September 1, 2008

Dad, this is me, on the runway for real.

Here we are the airport! I thought these flags were cool so I asked my friend Brooks to take a picture of us walking past them. And there's John and the huge Boeing 747 that delivered us. Let me tell you about Korean Air. It is fantastic! The flight attendants are these beautiful Koreans who are all smiles and dressed exactly the same way, including the hair, waiting on you hand and foot practically. It was kind of nuts. And the plane was comfortable, despite the length of the flight. Fourteen hours is a long time to be sitting down. Anyway, we were fed twice, and the first time we had a Korean meal! It's called bibimbap, which is vegetables mixed with rice, sesame oil, and a spicy red pepper paste. Delicious.

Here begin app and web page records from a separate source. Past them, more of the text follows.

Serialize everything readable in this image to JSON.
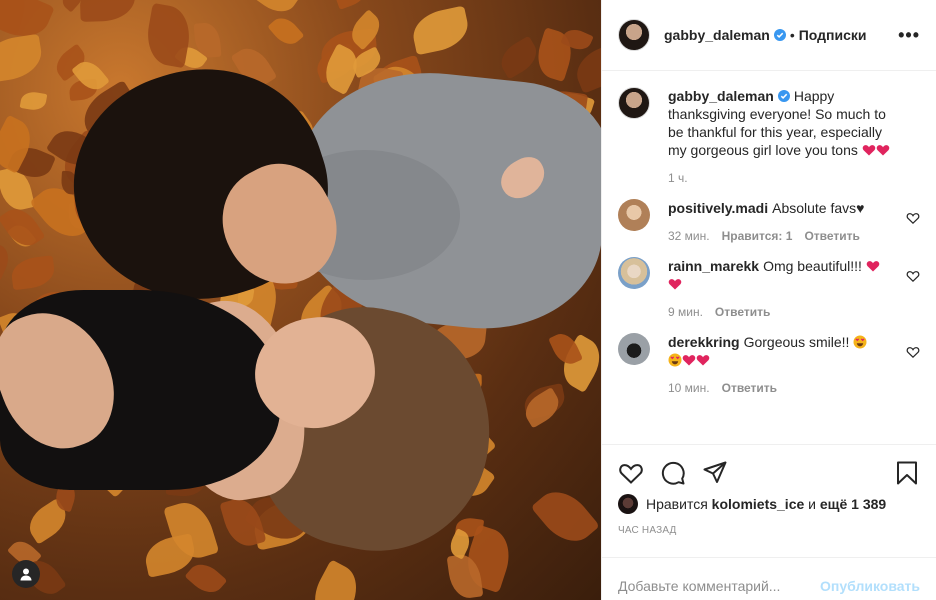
{
  "post": {
    "author": "gabby_daleman",
    "follow_label": "Подписки",
    "more_label": "•••",
    "separator": "•"
  },
  "caption": {
    "username": "gabby_daleman",
    "text": "Happy thanksgiving everyone! So much to be thankful for this year, especially my gorgeous girl love you tons",
    "time": "1 ч."
  },
  "comments": [
    {
      "username": "positively.madi",
      "text": "Absolute favs♥",
      "time": "32 мин.",
      "likes": "Нравится: 1",
      "reply": "Ответить"
    },
    {
      "username": "rainn_marekk",
      "text": "Omg beautiful!!!",
      "time": "9 мин.",
      "reply": "Ответить"
    },
    {
      "username": "derekkring",
      "text": "Gorgeous smile!!",
      "time": "10 мин.",
      "reply": "Ответить"
    }
  ],
  "likes": {
    "prefix": "Нравится",
    "user": "kolomiets_ice",
    "and": "и",
    "more": "ещё 1 389"
  },
  "timestamp": "Час назад",
  "add_comment": {
    "placeholder": "Добавьте комментарий...",
    "post_label": "Опубликовать"
  },
  "colors": {
    "verified": "#3897f0",
    "heart_emoji": "#e0245e",
    "post_button_disabled": "#b2dffc",
    "secondary_text": "#8e8e8e"
  },
  "icons": {
    "like": "heart-outline-icon",
    "comment": "comment-bubble-icon",
    "share": "paper-plane-icon",
    "save": "bookmark-icon",
    "tag": "user-tag-icon",
    "verified": "verified-badge-icon"
  }
}
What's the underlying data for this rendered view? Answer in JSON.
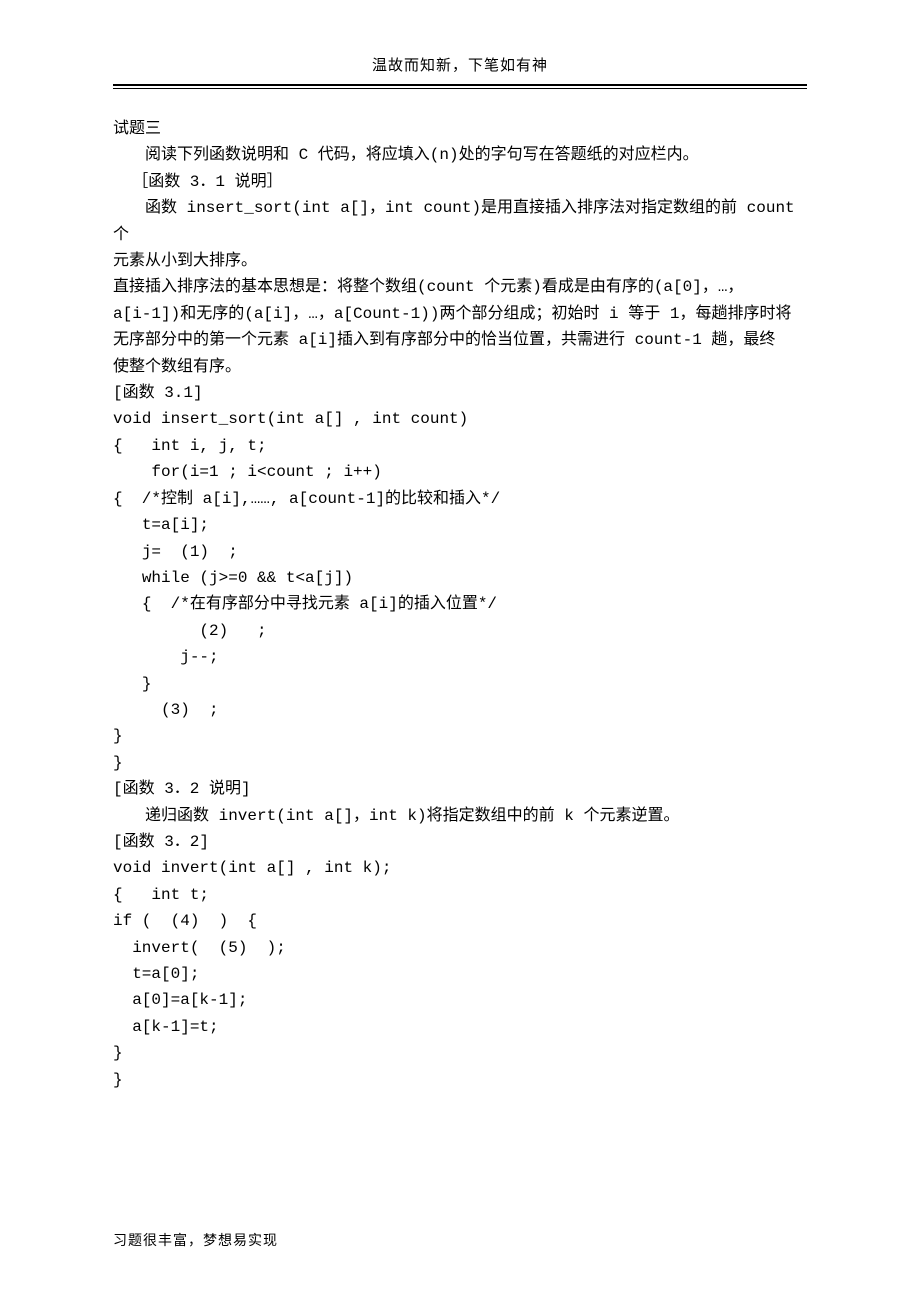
{
  "header": "温故而知新，下笔如有神",
  "footer": "习题很丰富，梦想易实现",
  "lines": {
    "l0": "试题三",
    "l1": "阅读下列函数说明和 C 代码，将应填入(n)处的字句写在答题纸的对应栏内。",
    "l2": "［函数 3．1 说明］",
    "l3": "函数 insert_sort(int a[]，int count)是用直接插入排序法对指定数组的前 count 个",
    "l4": "元素从小到大排序。",
    "l5": "直接插入排序法的基本思想是：将整个数组(count 个元素)看成是由有序的(a[0]，…，",
    "l6": "a[i-1])和无序的(a[i]，…，a[Count-1))两个部分组成；初始时 i 等于 1，每趟排序时将",
    "l7": "无序部分中的第一个元素 a[i]插入到有序部分中的恰当位置，共需进行 count-1 趟，最终",
    "l8": "使整个数组有序。",
    "l9": "[函数 3.1]",
    "l10": "void insert_sort(int a[] , int count)",
    "l11": "{   int i, j, t;",
    "l12": "    for(i=1 ; i<count ; i++)",
    "l13": "{  /*控制 a[i],……, a[count-1]的比较和插入*/",
    "l14": "   t=a[i];",
    "l15": "   j=  (1)  ;",
    "l16": "   while (j>=0 && t<a[j])",
    "l17": "   {  /*在有序部分中寻找元素 a[i]的插入位置*/",
    "l18": "         (2)   ;",
    "l19": "       j--;",
    "l20": "   }",
    "l21": "     (3)  ;",
    "l22": "}",
    "l23": "}",
    "l24": "[函数 3．2 说明]",
    "l25": "递归函数 invert(int a[]，int k)将指定数组中的前 k 个元素逆置。",
    "l26": "[函数 3．2]",
    "l27": "void invert(int a[] , int k);",
    "l28": "{   int t;",
    "l29": "if (  (4)  )  {",
    "l30": "  invert(  (5)  );",
    "l31": "  t=a[0];",
    "l32": "  a[0]=a[k-1];",
    "l33": "  a[k-1]=t;",
    "l34": "}",
    "l35": "}"
  }
}
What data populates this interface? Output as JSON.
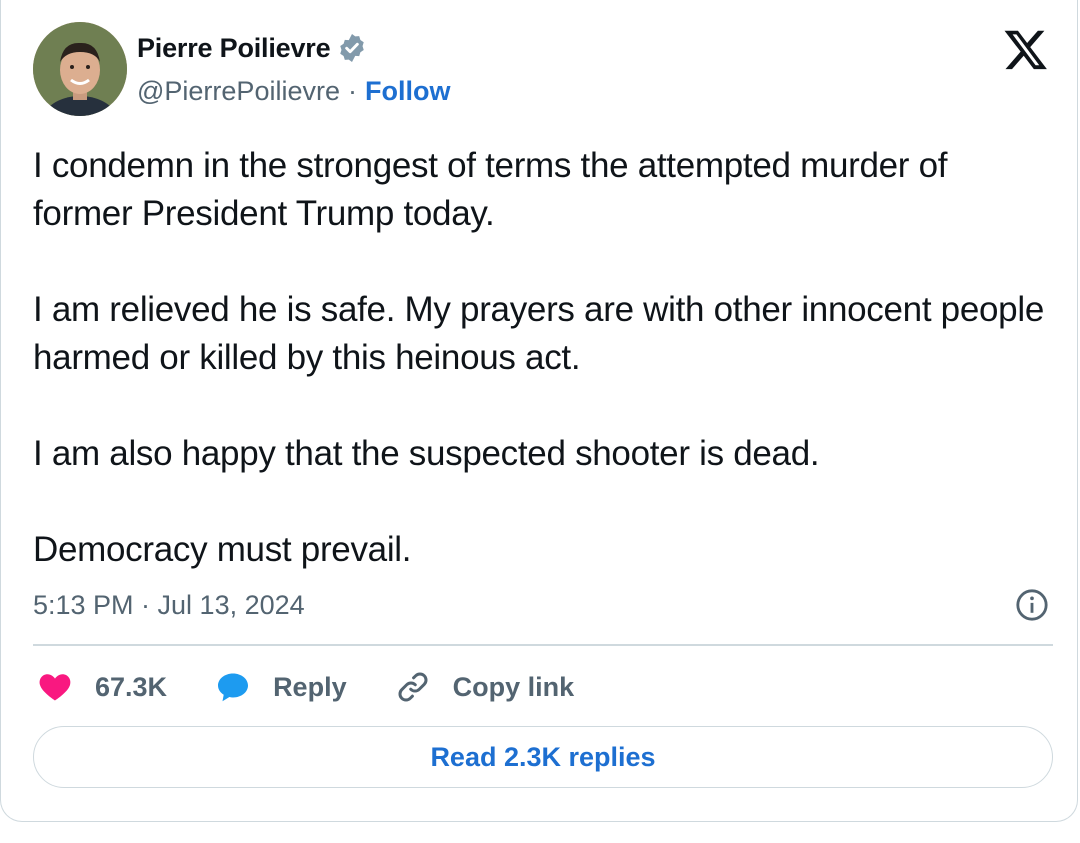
{
  "author": {
    "name": "Pierre Poilievre",
    "handle": "@PierrePoilievre",
    "separator": "·",
    "follow_label": "Follow",
    "verified_icon": "verified-badge-icon"
  },
  "brand": {
    "icon": "x-logo-icon"
  },
  "tweet": {
    "paragraphs": [
      "I condemn in the strongest of terms the attempted murder of former President Trump today.",
      "I am relieved he is safe. My prayers are with other innocent people harmed or killed by this heinous act.",
      "I am also happy that the suspected shooter is dead.",
      "Democracy must prevail."
    ],
    "timestamp": "5:13 PM · Jul 13, 2024"
  },
  "actions": {
    "like_count": "67.3K",
    "reply_label": "Reply",
    "copy_link_label": "Copy link"
  },
  "replies_button": {
    "label": "Read 2.3K replies"
  },
  "colors": {
    "link": "#1d6fd1",
    "muted": "#536471",
    "like": "#f91880",
    "reply": "#1d9bf0",
    "border": "#cfd9de"
  }
}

I thought our flight path was kind of interesting. We flew north-northwest from Chicago, across Wisconsin and over just the tip of Minnesota into Canada. We then flew northwest across Canada, along the northern shore of Alaska and the very edge of the Arctic Circle - get this- across the Arctic Ocean into Russia's Kamchatka Peninsula (the Russian half of the one-time land bridge between the continents). We weren't in Russia long, though. We flew south once we were over Kamchatka into the Pacific Ocean, down over Japan and then across the Korean Peninsula where we landed in Incheon International Airport. (Incheon is right next to Seoul). Just so you know, northeastern Russian looks brick red from the sky, with lots of topography. And rivers. But no vegetation.

So we landed! The airport was like the future. I'm serious. Absolutely sterile, automated everything, soothing female voices from the PA system. Oh, and SmarteCartes are free there. We exchanged our USD for KRW (Korean Won) and were out of there. Customs barely looked at us.
Our co-teachers were waiting for us outside the airport. Some of us were shoved into a picture, and then whisked away to the car. I'm telling you, everything in Korea is rush rush rush! Hurry up and wait! My co-teacher;s name is Park Jung You . I call her Ms. Park. (In Korea, the family name comes first, then the generation name and the first name but I'm not sure of the order) So Ms. Park and Mr. Huang, a science teacher at Daeshin, took my bags and rushed me to their car, and then we rushed out of the parking lot, and then we rushed to Yeoju.....during rush hour. So mostly we sat in traffic. I think it takes about 2 hours to get to Yeoju from Seoul/Incheon. At one point we stopped at a rest stop (they're huge in Korea!!) where I actually requested some coffee because I was nodding off in the car in my first few hours in Korea. Then we stopped again closer to Yeoju at a cafeteria for food. There I had my first taste of bulgogi, which is beef dressed in this sweet-tasting good. It's a favorite dish of mine, actually. I tried using the chopsticks but I think Mr. Huang was in a hurry because he told me, in broken English, to just use the fork. Haha. He's actually a really funny guy - you should have seen how upset he got when he saw the traffic.
Anyway, then I was taken to the E-Mart, which is sort of like a SuperTarget, for some breakfast foods (on them!) before they took me to my apartment (it's in a high-rise called HyunJin, or Evervill in English) High rises are very desirable in Asia. They tried really hard to get my internet working for me, but we inevitably failed, and we were all exhausted, so they left me with the keys and instructions to meet Ms. Park, who lives in the same building, early the next morning.


Mom said...

wow Sarah..I love your blogspot..great photo of your school and Miss Parks. Glad you are learning how to eat without a napkin maybe you can teach me too!
Love, Mom

Sarah said...

Mom! Come and visit me and I will show you how! You'll get it in no time.

Greg said...

Umm I love that you put the route on here! That is amazing you got to fly through the arctic circle, its very survivor man....